Pierce: Of the women who report harassment, more than a third now avoid certain exercises. So why is the gym such a hotspot for problems like these? Kate Hudson and Abby Zornow have their theories.
Hudson: “I feel like some men have a problem sharing the gym with women because they don’t feel like it’s their place to be there”.
Zornow: “I think that’s just because it’s a general, gender stereotype. I think that, you know, we think that women should be dong cardio, not should be but do, they just do cardio, they go to spin classes, they you know, don’t do the heavy lifting because it will make them more bulky or that’s a man’s thing, or whatever”.
Pierce: And Zornow is not alone. More than half of women who report harassment at the gym say they now avoid those parts of the gym where men are more likely to be.
Zornow: “I have definitely moved more into cardio style workouts, like going to spin classes, and not saying like I don’t enjoy that, like I do. I enjoy going to a spin a class, but I find myself doing that more because I know it’s going to be a mostly female environment and I feel more comfortable that way”.
Hudson: “I feel like maybe it has like impacted almost a ton of people because if you think about it like peloton and like echelon and like now soul cycle in like making an online thing is all marketed at first to like, young women or like young moms and I know it’s like they have to be at home but like also like gyms offer like places to like have your kids, but like, a lot of times women don’t feel safe at gyms”
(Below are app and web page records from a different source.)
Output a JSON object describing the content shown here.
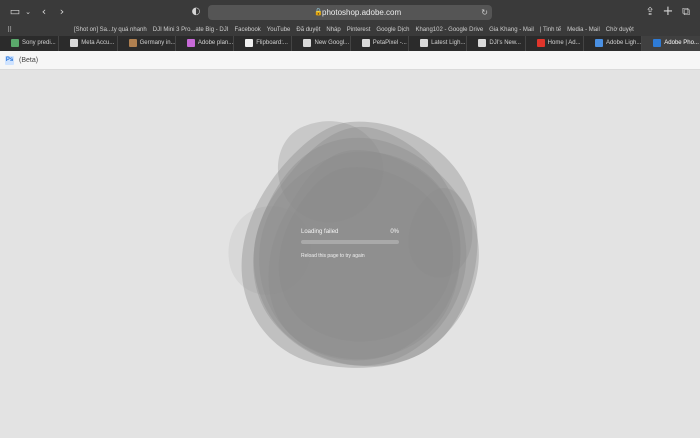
{
  "browser": {
    "url": "photoshop.adobe.com",
    "favorites": [
      "[Shot on] Sa...ty quá nhanh",
      "DJI Mini 3 Pro...ate Big - DJI",
      "Facebook",
      "YouTube",
      "Đã duyệt",
      "Nháp",
      "Pinterest",
      "Google Dịch",
      "Khang102 - Google Drive",
      "Gia Khang - Mail",
      "| Tinh tế",
      "Media - Mail",
      "Chờ duyệt"
    ],
    "tabs": [
      {
        "label": "Sony predi...",
        "icon_color": "#5aa86b"
      },
      {
        "label": "Meta Accu...",
        "icon_color": "#d9d9d9"
      },
      {
        "label": "Germany in...",
        "icon_color": "#b08050"
      },
      {
        "label": "Adobe plan...",
        "icon_color": "#c86ad8"
      },
      {
        "label": "Flipboard:...",
        "icon_color": "#f0f0f0"
      },
      {
        "label": "New Googl...",
        "icon_color": "#d9d9d9"
      },
      {
        "label": "PetaPixel -...",
        "icon_color": "#d9d9d9"
      },
      {
        "label": "Latest Ligh...",
        "icon_color": "#d9d9d9"
      },
      {
        "label": "DJI's New...",
        "icon_color": "#d9d9d9"
      },
      {
        "label": "Home | Ad...",
        "icon_color": "#e0352b"
      },
      {
        "label": "Adobe Ligh...",
        "icon_color": "#4a90e2"
      },
      {
        "label": "Adobe Pho...",
        "icon_color": "#2e7bd6"
      }
    ]
  },
  "app": {
    "logo": "Ps",
    "badge": "(Beta)"
  },
  "loader": {
    "status": "Loading failed",
    "percent": "0%",
    "progress": 0,
    "hint": "Reload this page to try again"
  },
  "colors": {
    "toolbar": "#3a3a3a",
    "tabbar": "#2b2b2b",
    "page_bg": "#e3e3e3",
    "blob": "#8c8c8c"
  }
}
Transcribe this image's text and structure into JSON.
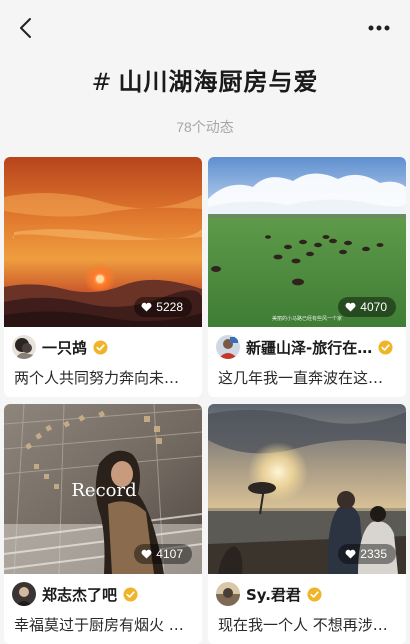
{
  "header": {
    "back_icon": "chevron-left-icon",
    "more_icon": "more-dots-icon",
    "title_hash": "#",
    "title": "山川湖海厨房与爱",
    "subtitle": "78个动态"
  },
  "posts": [
    {
      "image": "sunset-mountains",
      "likes": "5228",
      "author": "一只鸪",
      "verified": true,
      "caption": "两个人共同努力奔向未…"
    },
    {
      "image": "grassland-horses",
      "image_watermark": "美丽的小马路已经有些风一个家",
      "likes": "4070",
      "author": "新疆山泽-旅行在…",
      "verified": true,
      "caption": "这几年我一直奔波在这…"
    },
    {
      "image": "record-portrait",
      "image_text": "Record",
      "likes": "4107",
      "author": "郑志杰了吧",
      "verified": true,
      "caption": "幸福莫过于厨房有烟火 …"
    },
    {
      "image": "lakeside-sunset-couple",
      "likes": "2335",
      "author": "Sy.君君",
      "verified": true,
      "caption": "现在我一个人 不想再涉…"
    }
  ],
  "colors": {
    "background": "#f5f5f5",
    "verified_badge": "#f0b429",
    "subtitle": "#a6a6a6"
  }
}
Pierce: But shouldn’t men and women be allowed to talk to each other at the gym? Is there an appropriate way to strike up a conversation at the gym? Olivia Herbstritt says… Maybe.
Herbstritt: “Be very cautious in your approach because it’s a very weird, I don’t know, I think a lot of women are uncomfy about that given the stereotype of like men harassing women at the gym.”.
Pierce: But for Caroline Ricciardi, it’s about when and how.
Ricciardi: “Approaching someone when they’re not actively working out would be like a good starter. And then instead of like, asking for their number I think it’s always a good idea to just like, give them your number so that way, it’s like, the ball’s in their court kind of”
Pierce: So until all gyms implement a zero-tolerance policy to this kind of behavior, the threat for harassment remains. But Abby Zornow, does see some hope.
Zornow: “It’s empowering to me to see women that are you know, in those lifting rooms at the Power Center because it, you know, it, I think it shows that they don’t care. And that they want to be the best versions of themselves no matter what men or women think about them”
But now the COVID-19 quarantine may be offering women a surprising opportunity. If your new routine now takes place on the streets of your neighborhood or in your basement, it may be an unexpected solution to a problem that used to exist for many women at the gym – the unwanted person who gets just a little too close. I’m Rachel Pierce